◆ Information shown ◆
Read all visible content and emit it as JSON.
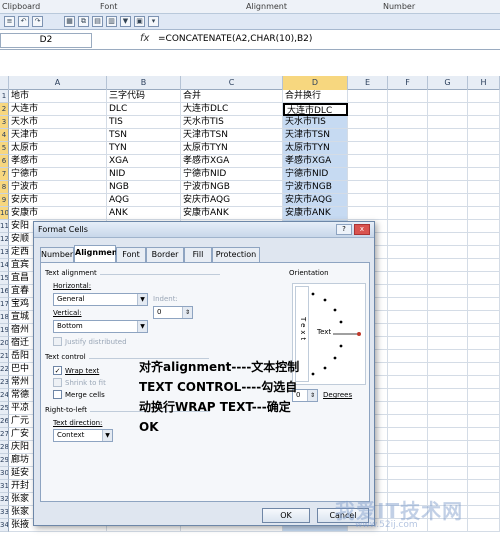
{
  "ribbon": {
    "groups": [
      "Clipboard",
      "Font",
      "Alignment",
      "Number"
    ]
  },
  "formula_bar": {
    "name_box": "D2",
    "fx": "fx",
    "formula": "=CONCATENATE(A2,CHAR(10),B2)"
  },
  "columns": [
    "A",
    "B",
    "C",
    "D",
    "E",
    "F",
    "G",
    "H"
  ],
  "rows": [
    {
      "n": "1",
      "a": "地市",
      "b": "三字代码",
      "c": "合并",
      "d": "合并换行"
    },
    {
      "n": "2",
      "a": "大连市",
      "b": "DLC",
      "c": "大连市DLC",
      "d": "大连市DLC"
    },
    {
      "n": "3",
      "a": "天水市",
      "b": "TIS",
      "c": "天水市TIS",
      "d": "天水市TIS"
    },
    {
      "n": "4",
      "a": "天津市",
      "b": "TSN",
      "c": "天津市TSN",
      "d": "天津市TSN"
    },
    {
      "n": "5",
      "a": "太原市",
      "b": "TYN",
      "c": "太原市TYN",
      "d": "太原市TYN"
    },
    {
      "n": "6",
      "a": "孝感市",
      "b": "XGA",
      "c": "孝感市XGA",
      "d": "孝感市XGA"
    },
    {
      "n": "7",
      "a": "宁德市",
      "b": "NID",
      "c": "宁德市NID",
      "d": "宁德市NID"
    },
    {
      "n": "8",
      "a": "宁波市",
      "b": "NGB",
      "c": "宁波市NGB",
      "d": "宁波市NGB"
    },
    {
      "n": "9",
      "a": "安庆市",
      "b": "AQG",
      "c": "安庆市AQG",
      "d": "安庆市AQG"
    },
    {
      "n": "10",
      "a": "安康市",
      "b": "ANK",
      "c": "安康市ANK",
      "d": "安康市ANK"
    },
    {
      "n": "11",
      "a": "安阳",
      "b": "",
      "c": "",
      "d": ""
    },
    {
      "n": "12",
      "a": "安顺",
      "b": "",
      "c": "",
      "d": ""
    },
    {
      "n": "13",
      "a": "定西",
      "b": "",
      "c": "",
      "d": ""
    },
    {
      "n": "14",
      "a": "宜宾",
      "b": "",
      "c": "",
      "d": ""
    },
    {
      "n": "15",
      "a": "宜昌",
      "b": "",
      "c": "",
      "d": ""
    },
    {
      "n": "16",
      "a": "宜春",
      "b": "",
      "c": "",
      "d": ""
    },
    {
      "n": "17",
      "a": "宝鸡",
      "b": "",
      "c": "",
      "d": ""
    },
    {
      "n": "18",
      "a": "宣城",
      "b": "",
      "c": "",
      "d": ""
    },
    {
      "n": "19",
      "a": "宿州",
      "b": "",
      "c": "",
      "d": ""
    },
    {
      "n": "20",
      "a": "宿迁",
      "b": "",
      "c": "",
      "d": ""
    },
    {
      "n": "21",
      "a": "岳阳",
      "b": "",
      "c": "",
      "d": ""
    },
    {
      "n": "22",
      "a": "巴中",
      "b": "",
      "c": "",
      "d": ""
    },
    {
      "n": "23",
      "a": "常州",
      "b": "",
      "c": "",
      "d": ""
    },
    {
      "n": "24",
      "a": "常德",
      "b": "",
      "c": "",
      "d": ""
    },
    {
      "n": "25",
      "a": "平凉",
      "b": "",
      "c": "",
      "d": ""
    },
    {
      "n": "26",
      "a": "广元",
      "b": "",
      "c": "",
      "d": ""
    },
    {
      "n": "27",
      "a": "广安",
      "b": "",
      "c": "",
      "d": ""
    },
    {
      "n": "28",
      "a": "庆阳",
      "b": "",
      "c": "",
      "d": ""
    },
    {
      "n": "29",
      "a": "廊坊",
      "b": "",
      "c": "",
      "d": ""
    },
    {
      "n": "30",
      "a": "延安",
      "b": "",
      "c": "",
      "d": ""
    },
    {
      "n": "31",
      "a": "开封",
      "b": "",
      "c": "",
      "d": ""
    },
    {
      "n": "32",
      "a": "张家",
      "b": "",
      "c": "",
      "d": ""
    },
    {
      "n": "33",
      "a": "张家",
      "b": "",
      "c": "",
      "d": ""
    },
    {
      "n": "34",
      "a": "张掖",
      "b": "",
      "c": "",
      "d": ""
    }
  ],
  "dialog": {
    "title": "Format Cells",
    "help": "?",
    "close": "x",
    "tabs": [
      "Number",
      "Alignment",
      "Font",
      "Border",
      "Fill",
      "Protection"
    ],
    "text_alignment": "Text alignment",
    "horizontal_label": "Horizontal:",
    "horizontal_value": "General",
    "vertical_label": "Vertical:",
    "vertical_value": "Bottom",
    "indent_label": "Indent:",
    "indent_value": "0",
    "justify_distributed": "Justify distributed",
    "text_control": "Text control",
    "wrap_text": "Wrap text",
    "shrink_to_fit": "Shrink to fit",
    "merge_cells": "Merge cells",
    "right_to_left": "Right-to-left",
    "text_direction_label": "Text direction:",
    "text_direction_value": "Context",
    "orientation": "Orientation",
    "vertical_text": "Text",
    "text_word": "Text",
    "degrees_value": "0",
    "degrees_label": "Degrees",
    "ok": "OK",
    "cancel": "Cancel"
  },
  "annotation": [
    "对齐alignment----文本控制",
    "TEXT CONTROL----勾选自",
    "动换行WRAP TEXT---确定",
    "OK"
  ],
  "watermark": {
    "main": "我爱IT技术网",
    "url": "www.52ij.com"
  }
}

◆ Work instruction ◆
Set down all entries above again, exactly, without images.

◆ Result for this exercise ◆
Read all visible content and emit it as JSON.
{
  "ribbon": {
    "groups": [
      "Clipboard",
      "Font",
      "Alignment",
      "Number"
    ]
  },
  "formula_bar": {
    "name_box": "D2",
    "fx": "fx",
    "formula": "=CONCATENATE(A2,CHAR(10),B2)"
  },
  "columns": [
    "A",
    "B",
    "C",
    "D",
    "E",
    "F",
    "G",
    "H"
  ],
  "rows": [
    {
      "n": "1",
      "a": "地市",
      "b": "三字代码",
      "c": "合并",
      "d": "合并换行"
    },
    {
      "n": "2",
      "a": "大连市",
      "b": "DLC",
      "c": "大连市DLC",
      "d": "大连市DLC"
    },
    {
      "n": "3",
      "a": "天水市",
      "b": "TIS",
      "c": "天水市TIS",
      "d": "天水市TIS"
    },
    {
      "n": "4",
      "a": "天津市",
      "b": "TSN",
      "c": "天津市TSN",
      "d": "天津市TSN"
    },
    {
      "n": "5",
      "a": "太原市",
      "b": "TYN",
      "c": "太原市TYN",
      "d": "太原市TYN"
    },
    {
      "n": "6",
      "a": "孝感市",
      "b": "XGA",
      "c": "孝感市XGA",
      "d": "孝感市XGA"
    },
    {
      "n": "7",
      "a": "宁德市",
      "b": "NID",
      "c": "宁德市NID",
      "d": "宁德市NID"
    },
    {
      "n": "8",
      "a": "宁波市",
      "b": "NGB",
      "c": "宁波市NGB",
      "d": "宁波市NGB"
    },
    {
      "n": "9",
      "a": "安庆市",
      "b": "AQG",
      "c": "安庆市AQG",
      "d": "安庆市AQG"
    },
    {
      "n": "10",
      "a": "安康市",
      "b": "ANK",
      "c": "安康市ANK",
      "d": "安康市ANK"
    },
    {
      "n": "11",
      "a": "安阳",
      "b": "",
      "c": "",
      "d": ""
    },
    {
      "n": "12",
      "a": "安顺",
      "b": "",
      "c": "",
      "d": ""
    },
    {
      "n": "13",
      "a": "定西",
      "b": "",
      "c": "",
      "d": ""
    },
    {
      "n": "14",
      "a": "宜宾",
      "b": "",
      "c": "",
      "d": ""
    },
    {
      "n": "15",
      "a": "宜昌",
      "b": "",
      "c": "",
      "d": ""
    },
    {
      "n": "16",
      "a": "宜春",
      "b": "",
      "c": "",
      "d": ""
    },
    {
      "n": "17",
      "a": "宝鸡",
      "b": "",
      "c": "",
      "d": ""
    },
    {
      "n": "18",
      "a": "宣城",
      "b": "",
      "c": "",
      "d": ""
    },
    {
      "n": "19",
      "a": "宿州",
      "b": "",
      "c": "",
      "d": ""
    },
    {
      "n": "20",
      "a": "宿迁",
      "b": "",
      "c": "",
      "d": ""
    },
    {
      "n": "21",
      "a": "岳阳",
      "b": "",
      "c": "",
      "d": ""
    },
    {
      "n": "22",
      "a": "巴中",
      "b": "",
      "c": "",
      "d": ""
    },
    {
      "n": "23",
      "a": "常州",
      "b": "",
      "c": "",
      "d": ""
    },
    {
      "n": "24",
      "a": "常德",
      "b": "",
      "c": "",
      "d": ""
    },
    {
      "n": "25",
      "a": "平凉",
      "b": "",
      "c": "",
      "d": ""
    },
    {
      "n": "26",
      "a": "广元",
      "b": "",
      "c": "",
      "d": ""
    },
    {
      "n": "27",
      "a": "广安",
      "b": "",
      "c": "",
      "d": ""
    },
    {
      "n": "28",
      "a": "庆阳",
      "b": "",
      "c": "",
      "d": ""
    },
    {
      "n": "29",
      "a": "廊坊",
      "b": "",
      "c": "",
      "d": ""
    },
    {
      "n": "30",
      "a": "延安",
      "b": "",
      "c": "",
      "d": ""
    },
    {
      "n": "31",
      "a": "开封",
      "b": "",
      "c": "",
      "d": ""
    },
    {
      "n": "32",
      "a": "张家",
      "b": "",
      "c": "",
      "d": ""
    },
    {
      "n": "33",
      "a": "张家",
      "b": "",
      "c": "",
      "d": ""
    },
    {
      "n": "34",
      "a": "张掖",
      "b": "",
      "c": "",
      "d": ""
    }
  ],
  "dialog": {
    "title": "Format Cells",
    "help": "?",
    "close": "x",
    "tabs": [
      "Number",
      "Alignment",
      "Font",
      "Border",
      "Fill",
      "Protection"
    ],
    "text_alignment": "Text alignment",
    "horizontal_label": "Horizontal:",
    "horizontal_value": "General",
    "vertical_label": "Vertical:",
    "vertical_value": "Bottom",
    "indent_label": "Indent:",
    "indent_value": "0",
    "justify_distributed": "Justify distributed",
    "text_control": "Text control",
    "wrap_text": "Wrap text",
    "shrink_to_fit": "Shrink to fit",
    "merge_cells": "Merge cells",
    "right_to_left": "Right-to-left",
    "text_direction_label": "Text direction:",
    "text_direction_value": "Context",
    "orientation": "Orientation",
    "vertical_text": "Text",
    "text_word": "Text",
    "degrees_value": "0",
    "degrees_label": "Degrees",
    "ok": "OK",
    "cancel": "Cancel"
  },
  "annotation": [
    "对齐alignment----文本控制",
    "TEXT CONTROL----勾选自",
    "动换行WRAP TEXT---确定",
    "OK"
  ],
  "watermark": {
    "main": "我爱IT技术网",
    "url": "www.52ij.com"
  }
}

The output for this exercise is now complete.